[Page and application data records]
━━━━

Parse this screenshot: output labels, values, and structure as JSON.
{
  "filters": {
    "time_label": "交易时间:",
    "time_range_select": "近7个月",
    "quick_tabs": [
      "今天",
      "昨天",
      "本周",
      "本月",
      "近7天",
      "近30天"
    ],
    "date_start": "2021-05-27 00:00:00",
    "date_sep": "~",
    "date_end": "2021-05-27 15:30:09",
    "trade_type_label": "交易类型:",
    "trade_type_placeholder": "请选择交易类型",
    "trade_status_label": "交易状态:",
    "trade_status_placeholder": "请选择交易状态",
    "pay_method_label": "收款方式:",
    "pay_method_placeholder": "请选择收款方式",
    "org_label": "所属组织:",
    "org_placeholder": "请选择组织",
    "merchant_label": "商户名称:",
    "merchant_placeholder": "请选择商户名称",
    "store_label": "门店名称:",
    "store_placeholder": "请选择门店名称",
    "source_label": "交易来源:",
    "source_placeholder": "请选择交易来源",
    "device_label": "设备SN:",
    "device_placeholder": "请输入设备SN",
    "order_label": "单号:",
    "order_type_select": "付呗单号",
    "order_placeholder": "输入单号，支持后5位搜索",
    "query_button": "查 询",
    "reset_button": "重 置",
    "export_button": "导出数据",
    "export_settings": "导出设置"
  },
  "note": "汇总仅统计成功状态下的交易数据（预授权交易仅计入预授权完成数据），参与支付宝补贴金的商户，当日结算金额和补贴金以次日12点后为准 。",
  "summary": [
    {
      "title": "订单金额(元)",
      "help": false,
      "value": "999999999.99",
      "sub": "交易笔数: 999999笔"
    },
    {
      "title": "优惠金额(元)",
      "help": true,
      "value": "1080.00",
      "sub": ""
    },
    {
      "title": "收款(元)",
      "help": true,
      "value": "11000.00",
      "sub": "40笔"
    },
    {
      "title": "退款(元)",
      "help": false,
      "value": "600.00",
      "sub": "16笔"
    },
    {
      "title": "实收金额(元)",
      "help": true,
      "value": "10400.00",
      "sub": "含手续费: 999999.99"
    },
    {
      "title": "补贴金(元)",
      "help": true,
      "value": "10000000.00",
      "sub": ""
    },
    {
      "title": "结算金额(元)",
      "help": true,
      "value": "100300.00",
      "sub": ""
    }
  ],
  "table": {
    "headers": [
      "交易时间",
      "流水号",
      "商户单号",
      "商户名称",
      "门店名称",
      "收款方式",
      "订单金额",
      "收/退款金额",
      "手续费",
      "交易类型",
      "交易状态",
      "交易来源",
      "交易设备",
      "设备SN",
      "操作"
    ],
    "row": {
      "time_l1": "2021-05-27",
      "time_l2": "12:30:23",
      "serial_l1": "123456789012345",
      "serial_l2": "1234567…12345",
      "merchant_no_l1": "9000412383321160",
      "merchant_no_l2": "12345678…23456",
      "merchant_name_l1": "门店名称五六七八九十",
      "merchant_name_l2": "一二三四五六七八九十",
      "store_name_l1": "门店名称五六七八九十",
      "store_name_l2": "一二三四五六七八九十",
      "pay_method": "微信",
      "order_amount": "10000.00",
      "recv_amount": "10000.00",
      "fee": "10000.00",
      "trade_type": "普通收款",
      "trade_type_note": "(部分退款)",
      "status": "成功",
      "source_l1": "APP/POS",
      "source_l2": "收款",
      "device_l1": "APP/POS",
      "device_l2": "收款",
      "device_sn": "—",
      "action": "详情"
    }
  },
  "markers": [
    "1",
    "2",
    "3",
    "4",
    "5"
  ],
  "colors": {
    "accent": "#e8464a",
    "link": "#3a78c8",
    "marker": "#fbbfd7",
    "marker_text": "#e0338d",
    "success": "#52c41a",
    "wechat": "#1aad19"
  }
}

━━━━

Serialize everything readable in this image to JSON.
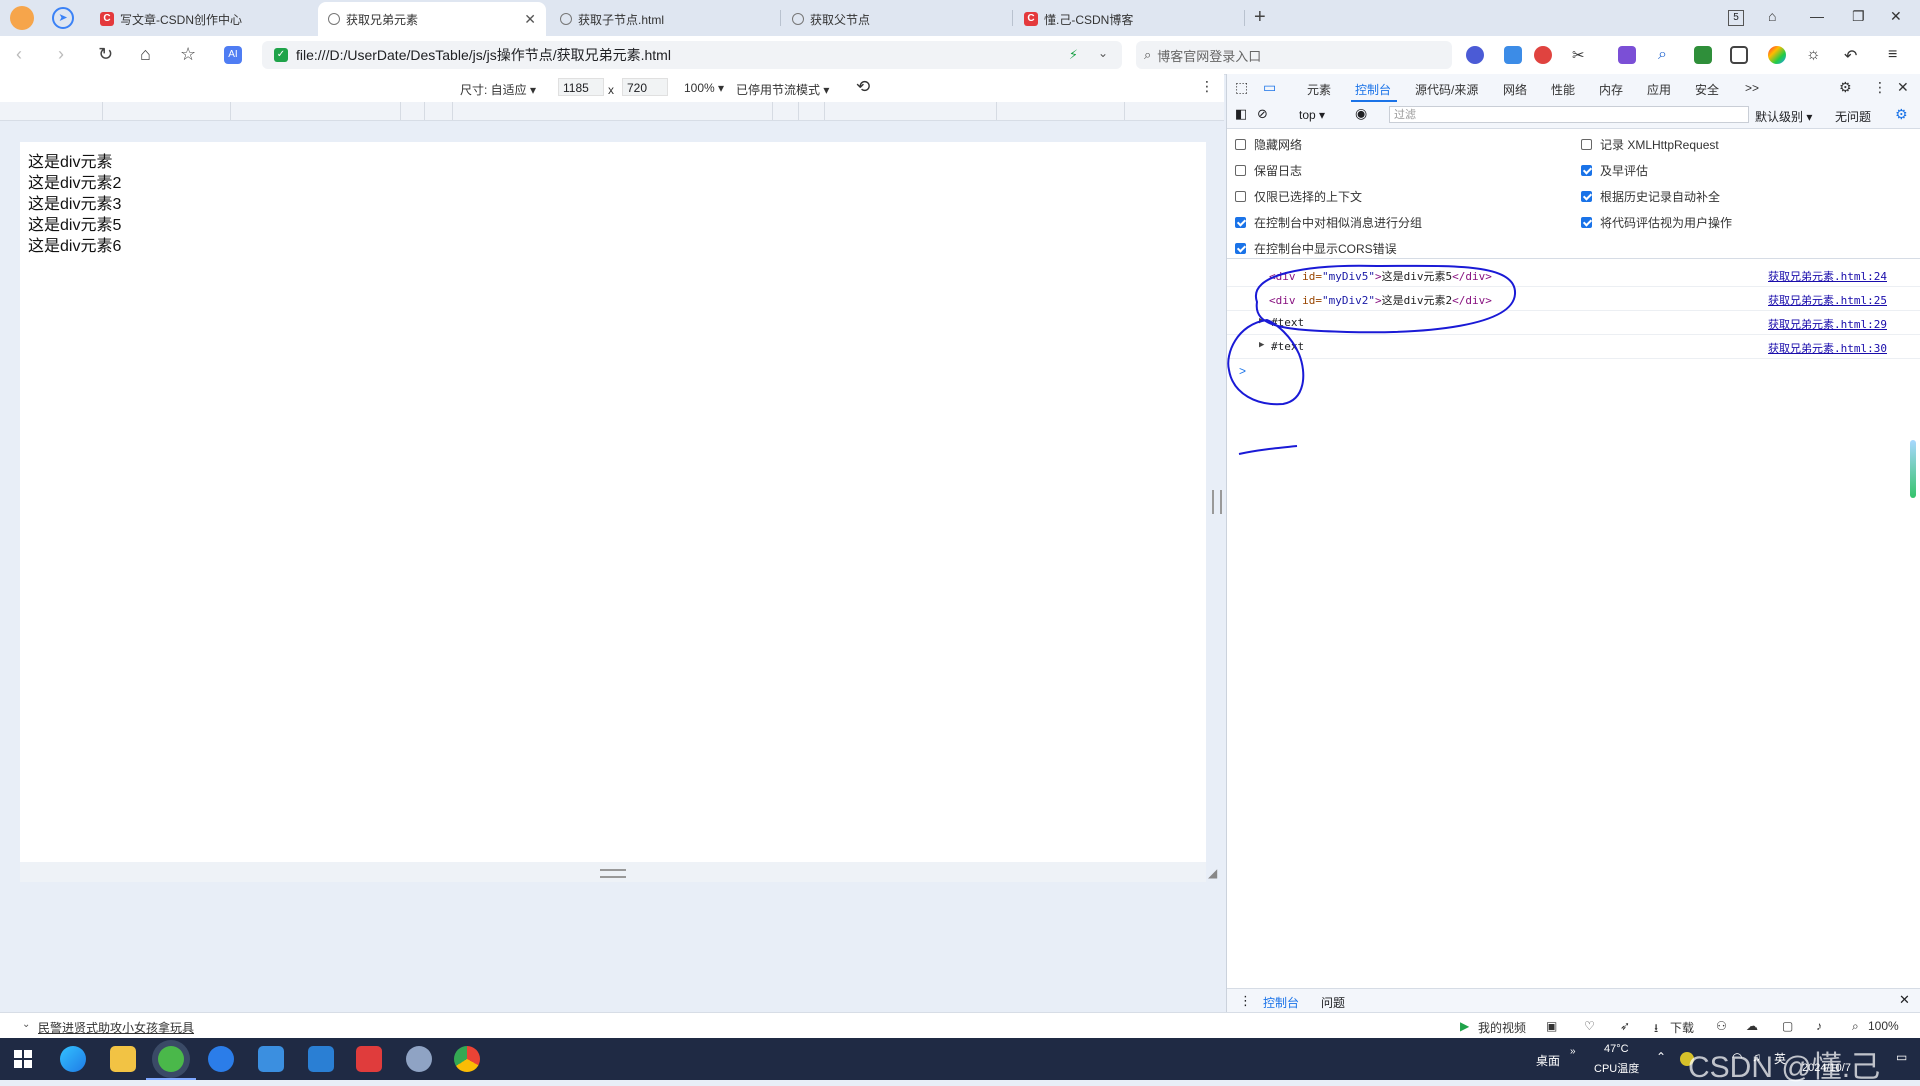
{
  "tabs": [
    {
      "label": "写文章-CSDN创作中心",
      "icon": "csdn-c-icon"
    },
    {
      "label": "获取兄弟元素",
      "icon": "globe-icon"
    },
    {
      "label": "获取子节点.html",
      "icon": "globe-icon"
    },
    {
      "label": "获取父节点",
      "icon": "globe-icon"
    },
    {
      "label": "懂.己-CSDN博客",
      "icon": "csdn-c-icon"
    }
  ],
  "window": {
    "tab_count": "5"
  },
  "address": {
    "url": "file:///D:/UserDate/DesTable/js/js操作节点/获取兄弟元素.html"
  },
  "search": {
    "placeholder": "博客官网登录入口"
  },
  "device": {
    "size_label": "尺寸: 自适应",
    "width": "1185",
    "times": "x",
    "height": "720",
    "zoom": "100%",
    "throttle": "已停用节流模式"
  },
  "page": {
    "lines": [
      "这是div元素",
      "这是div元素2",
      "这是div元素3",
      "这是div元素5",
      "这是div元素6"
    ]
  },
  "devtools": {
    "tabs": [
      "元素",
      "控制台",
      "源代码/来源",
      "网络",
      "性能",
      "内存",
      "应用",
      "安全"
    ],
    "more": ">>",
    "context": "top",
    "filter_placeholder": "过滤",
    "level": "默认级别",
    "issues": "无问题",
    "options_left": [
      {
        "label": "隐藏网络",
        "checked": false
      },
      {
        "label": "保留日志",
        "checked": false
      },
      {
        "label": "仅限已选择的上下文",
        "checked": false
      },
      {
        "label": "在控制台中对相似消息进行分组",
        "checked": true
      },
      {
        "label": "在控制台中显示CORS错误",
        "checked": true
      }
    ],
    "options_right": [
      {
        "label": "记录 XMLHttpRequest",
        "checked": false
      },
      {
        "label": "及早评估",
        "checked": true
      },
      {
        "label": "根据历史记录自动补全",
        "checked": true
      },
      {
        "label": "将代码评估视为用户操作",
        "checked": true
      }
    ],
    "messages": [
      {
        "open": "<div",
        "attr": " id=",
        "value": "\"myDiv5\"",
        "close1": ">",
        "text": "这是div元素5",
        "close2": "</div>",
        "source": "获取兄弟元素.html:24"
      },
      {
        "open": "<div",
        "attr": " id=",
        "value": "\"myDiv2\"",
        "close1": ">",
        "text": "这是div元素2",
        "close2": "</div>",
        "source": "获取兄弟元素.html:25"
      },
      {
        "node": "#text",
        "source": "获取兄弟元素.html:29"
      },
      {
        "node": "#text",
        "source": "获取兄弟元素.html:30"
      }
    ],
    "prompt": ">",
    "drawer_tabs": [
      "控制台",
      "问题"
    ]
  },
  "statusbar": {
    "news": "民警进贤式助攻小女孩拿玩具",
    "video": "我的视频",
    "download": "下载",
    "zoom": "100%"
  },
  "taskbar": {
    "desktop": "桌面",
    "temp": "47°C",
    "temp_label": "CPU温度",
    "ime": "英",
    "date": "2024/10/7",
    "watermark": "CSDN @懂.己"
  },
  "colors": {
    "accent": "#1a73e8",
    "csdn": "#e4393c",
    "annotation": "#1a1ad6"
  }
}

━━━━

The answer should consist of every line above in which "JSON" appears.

▶ **Result**
Parse this screenshot: output labels, values, and structure as JSON.
Serialize everything readable in this image to JSON.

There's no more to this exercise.